In 2008, when Mary Jefferies first consulted with Queen's IRC to build a new program that would enhance the Alberta government HR professionals' ability to be true business partners, she was not motivated by an industry trend, or faddishness.
In February 2011, the IRC surveyed HR professionals across Canada to glean their perspectives on HR, the challenges and priorities for HR departments, and the kinds of skills and knowledge that are perceived as critical for the practice. This article provides a synthesis of some of our data. Please note that a complimentary copy of An Inquiry into the State of HR in Canada: Executive Summary is available for download from the Queen’s IRC website.
I often think of September as a transitional month, full of promise and new beginnings. Not only does it mark a seasonal change, as summer turns to fall; it is also the time when students across the country head back to school. The Queen's campus is once again bustling with activity, with the start of the new academic year.
Throughout my career, which spans over thirty years as an HR professional, I have been a keen observer of our profession. I now find myself in a position where a large volume of information about the development and changing nature of HR crosses my desk, and I have the luxury and time to consider, reflect on, and speak about my experiences and insights on the future of the HR profession.
In November 2011, the IRC launched a 37-question survey, "An Inquiry into the State of LR in Canada." The purpose of this survey was to describe the state of the labour relations (LR) profession in Canada, based on the perspectives of practitioners. This Executive Summary presents an overview of the aggregated survey data. This practitioner-focused research complements our 2011 exploration of the state of the human resources profession in Canada, and builds on the IRC’s 2009 labour relations survey.
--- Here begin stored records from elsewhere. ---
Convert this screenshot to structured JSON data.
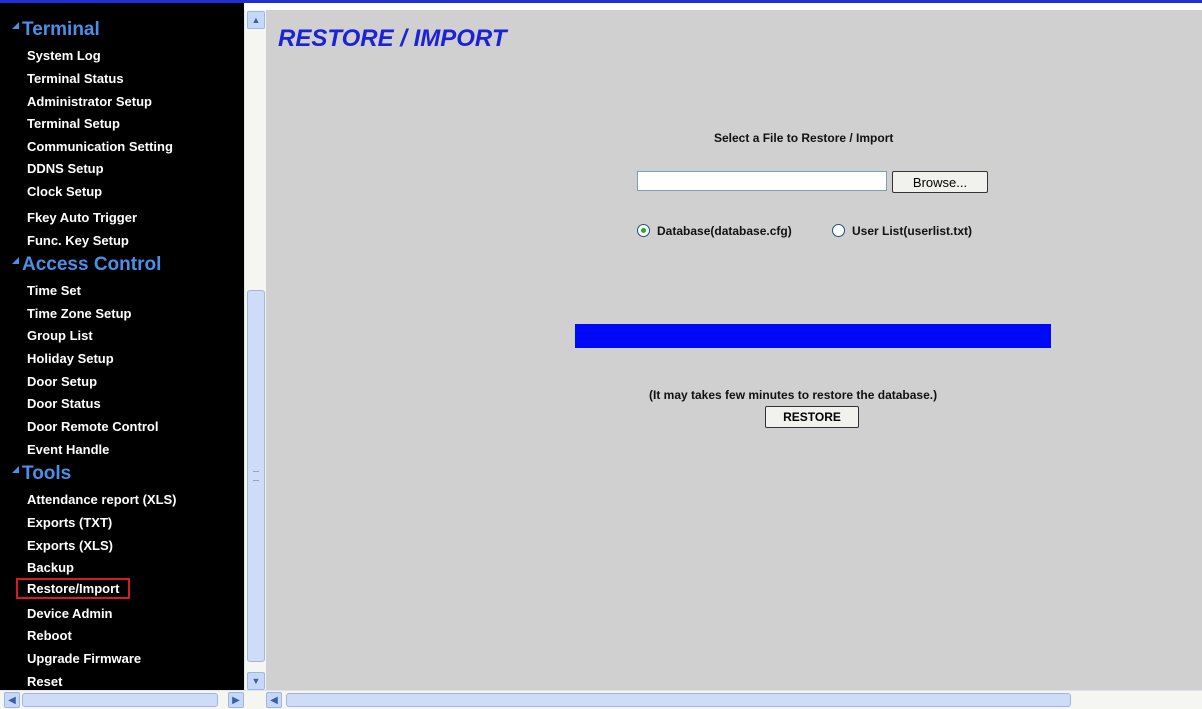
{
  "sidebar": {
    "sections": [
      {
        "label": "Terminal",
        "items": [
          "System Log",
          "Terminal Status",
          "Administrator Setup",
          "Terminal Setup",
          "Communication Setting",
          "DDNS Setup",
          "Clock Setup",
          "Fkey Auto Trigger",
          "Func. Key Setup"
        ]
      },
      {
        "label": "Access Control",
        "items": [
          "Time Set",
          "Time Zone Setup",
          "Group List",
          "Holiday Setup",
          "Door Setup",
          "Door Status",
          "Door Remote Control",
          "Event Handle"
        ]
      },
      {
        "label": "Tools",
        "items": [
          "Attendance report (XLS)",
          "Exports (TXT)",
          "Exports (XLS)",
          "Backup",
          "Restore/Import",
          "Device Admin",
          "Reboot",
          "Upgrade Firmware",
          "Reset"
        ]
      }
    ],
    "active_item": "Restore/Import"
  },
  "main": {
    "title": "RESTORE / IMPORT",
    "select_label": "Select a File to Restore / Import",
    "file_path": "",
    "browse_label": "Browse...",
    "radio_options": [
      {
        "label": "Database(database.cfg)",
        "selected": true
      },
      {
        "label": "User List(userlist.txt)",
        "selected": false
      }
    ],
    "progress": 1.0,
    "progress_color": "#0009f6",
    "note": "(It may takes few minutes to restore the database.)",
    "restore_label": "RESTORE"
  },
  "colors": {
    "title": "#1c22d6",
    "section": "#4a8fe8",
    "highlight_border": "#d61d1d",
    "main_bg": "#d0d0d0"
  }
}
Last year, OPSEU brought together business, labour, government, and community agencies for an in-depth exploration of the possible futures for Ontario with Ontario 2020. The Ontario 2020 Delphi forecast has now been released, which shows that experts are concerned and pessimistic about the future of the province. Queen's IRC Director Paul Juniper was a member of the steering committee for the Ontario 2020 project, which included a two-day conference in Toronto.
Recognizing that the state of the human resources (HR) profession is changing, in Canada and around the globe, Queen's IRC sought to explore both quantitatively and qualitatively how Canadian practitioners view their profession. In February 2011, we launched a 53-question survey, "An Inquiry into the State of HR in Canada." The purpose of the survey was to describe the HR profession in Canada, based on the perspectives of practitioners.
The modern HR professional looks a lot like poor Alice in Through the Looking-Glass, running feverishly with the Red Queen only to be staying in the same place, says Queen’s IRC Director Paul Juniper. In a keynote address to the Association of Ontario University HR Professionals (AOUHRP) 2009 Conference, Mr. Juniper offered a sweeping perspective …
You would think, in this money-mad society, that most people make their big work-related decisions on the basis of maximizing their compensation. And you would be wrong. In fact, social scientists will tell you that most people satisfice; that is, they choose an action that is merely “good enough” rather than optimal. For example, when …
Paul Juniper has seen a lot of change in his 25 years in human resources leadership. We asked him why he likes HR, and where he sees the field – and Queen’s IRC – heading in the coming years. Given your long experience in senior HR positions and as a very active association volunteer, you …